Dr. Yishai Ben Uri, a pediatrician and UH volunteer, will be entrusted with the vehicle. Dr. Ben Uri lost his private vehicle, along with all the advanced medical equipment it contained, in an arson attack in Jerusalem’s Silwan neighborhood in October 2022. This new car will empower him to continue his crucial work, saving lives and providing vital medical assistance to those in need.

IT’S NOT always easy to remember the anniversaries of many historical events. But this week, residents of Georgia remembered the Russian invasion of their territory in August, 2008. To mark the 15th anniversary of that belligerence, Eran Cicurel, the foreign news editor at Reshet Bet, interviewed Georgia’s ambassador to Israel Lasha Zhvania, and attempted to draw similarities between Russia’s invasion of Georgia and Russia’s invasion of Ukraine. Some of Cicurel’s data was historically off-key, and Zhvania unhesitatingly corrected him.
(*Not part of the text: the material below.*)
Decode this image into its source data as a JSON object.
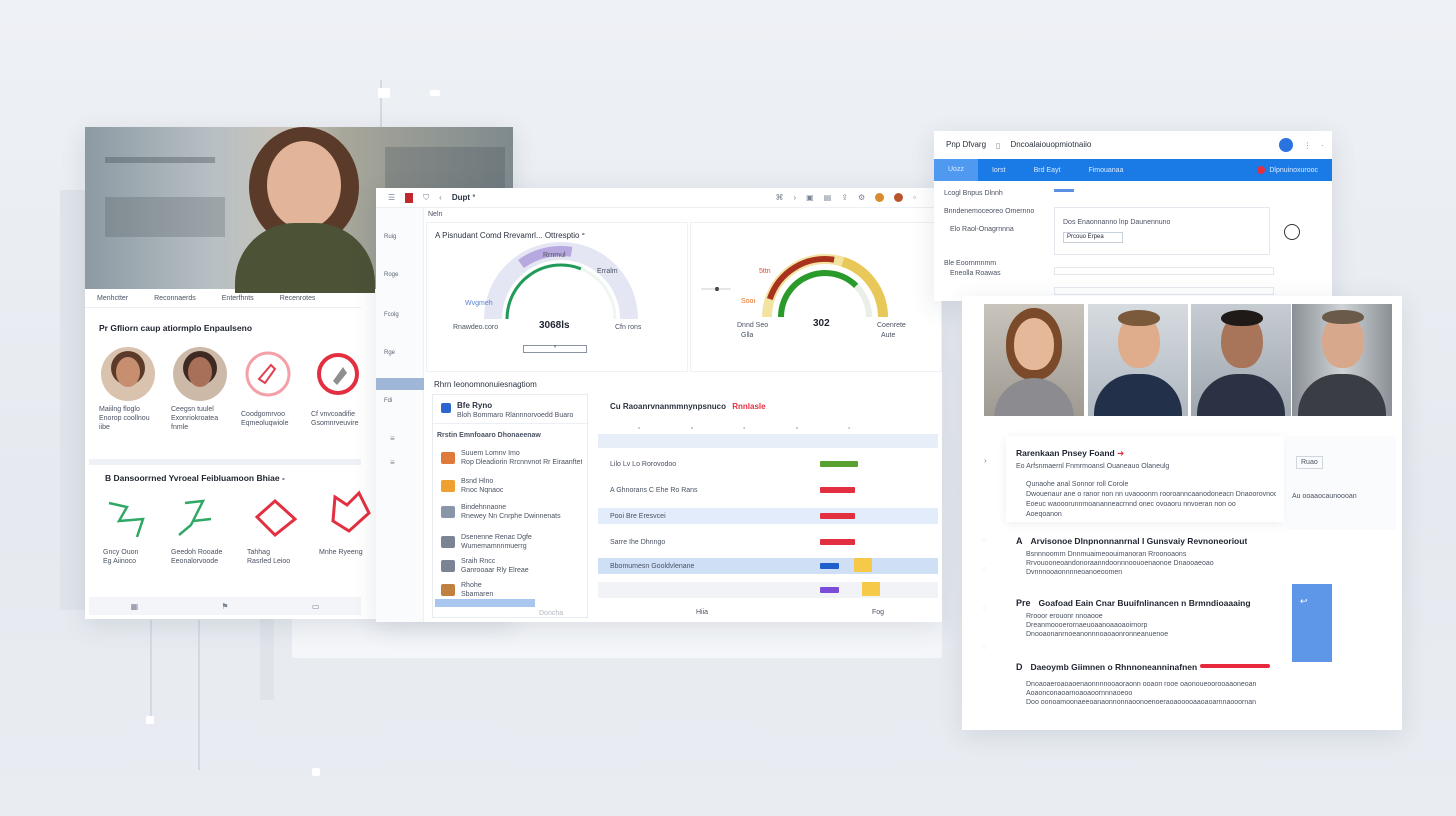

Zhvania is a fluent Hebrew speaker, whose command of the language, would put many veteran immigrants to shame.

■ SAD THAT the country of my birth has reverted to using the term occupied Palestinian territories instead of disputed territories. It’s ironic that Australia of all countries should use that terminology, considering that Australia was in the forefront of the November, 1947 resolution on the partition of Palestine. But even more ironic is the fact, that except for a fraction of the island continent which has been given back to the indigenous population, Australia is occupied territory, and has been for upwards of 200 years. Prior to the arrival of the white man, aboriginal tribes had lived there for millennia. Now, they’re a minority in their own land.

But let’s be grateful for small mercies. The White Australia policy, which was in force for more than half a century, was abolished in March, 1966, after which people from Asia and Africa were permitted to immigrate to Australia.
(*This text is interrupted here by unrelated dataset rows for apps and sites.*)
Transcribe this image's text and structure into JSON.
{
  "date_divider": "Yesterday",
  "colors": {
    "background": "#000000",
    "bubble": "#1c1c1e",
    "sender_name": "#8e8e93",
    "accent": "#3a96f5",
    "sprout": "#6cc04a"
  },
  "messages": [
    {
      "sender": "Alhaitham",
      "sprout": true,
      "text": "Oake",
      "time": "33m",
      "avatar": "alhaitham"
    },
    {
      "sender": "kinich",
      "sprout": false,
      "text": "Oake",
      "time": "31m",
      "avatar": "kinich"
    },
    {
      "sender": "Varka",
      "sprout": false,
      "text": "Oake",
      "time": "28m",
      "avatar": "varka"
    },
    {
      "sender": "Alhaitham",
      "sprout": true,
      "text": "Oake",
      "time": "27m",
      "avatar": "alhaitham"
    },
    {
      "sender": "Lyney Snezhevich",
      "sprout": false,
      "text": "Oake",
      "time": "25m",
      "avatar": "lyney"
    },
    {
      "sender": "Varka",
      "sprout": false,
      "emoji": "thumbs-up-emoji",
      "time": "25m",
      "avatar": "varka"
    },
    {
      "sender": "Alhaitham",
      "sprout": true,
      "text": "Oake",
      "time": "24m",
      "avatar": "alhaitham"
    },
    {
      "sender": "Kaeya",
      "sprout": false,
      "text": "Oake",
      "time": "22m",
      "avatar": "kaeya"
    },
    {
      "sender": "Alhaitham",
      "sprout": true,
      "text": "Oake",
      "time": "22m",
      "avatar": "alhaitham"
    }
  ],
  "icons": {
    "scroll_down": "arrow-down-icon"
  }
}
Australian Foreign Minister Penny Wong was born in Malaysia, two years after the White Australia policy became history. Otherwise, she would not have been allowed into the country, let alone to build a career that took her to the highest echelons of politics. It should be remembered that Malaysia is so anti-Israel that it refused to allow Israelis competing in the Squash world championship to enter the country. Malaysia is equally ill-disposed to non-Israeli Jews.

■ FOLLOWING THE recent opening in Jerusalem of Pitmaster, another exciting, similar yet different restaurant was opened in Tel Aviv in the somewhat more upmarket location of the Carlton Hotel. The restaurant, called Flame, was initiated by local Pitmaster entrepreneurs Alon Aharonovich and Dorian Coupit, who own the wildly popular Japanese Kamakura restaurant. Flame takes its name from its method of cooking, which is over an open flame. There were numerous diplomats amongst the guests, including the head of the delegation of the European Union Ambassador Dimiter Tzantchev; Argentine Charge d’affaires Francisco F. Tropepi; Japanese Ambassador Mizushima Koichi; Kenyan Ambassador Samuel Thuita; French Ambassador Designate Frederic Journes, and Chile’s Deputy Ambassador Claudio Alejandro Rojas.

The diplomats successfully removed the bones from an 18 kg. skewer of osobuku, and joined together in triumphantly holding them aloft.

■ NOT ALL the foods available in Israel are familiar to everyone, and many of those that are available can be purchased in only a few places. Rhubarb, for instance, is a rarity, though quite common in several other countries such as England. British expat Prof. David Newman found rhubarb in a Beersheba supermarket, but had a hard time explaining to the clerk at the check-out counter that it was not a species of red celery, in addition to answering questions about how it should be cooked. On the other hand, it would be interesting to prepare celery as one does rhubarb to discover what it would taste like. Celery is after all one of the ingredients that adds to the flavor of chicken soup, and it’s also sweet when included in Waldorf salad. It may be a much more versatile vegetable than we realize.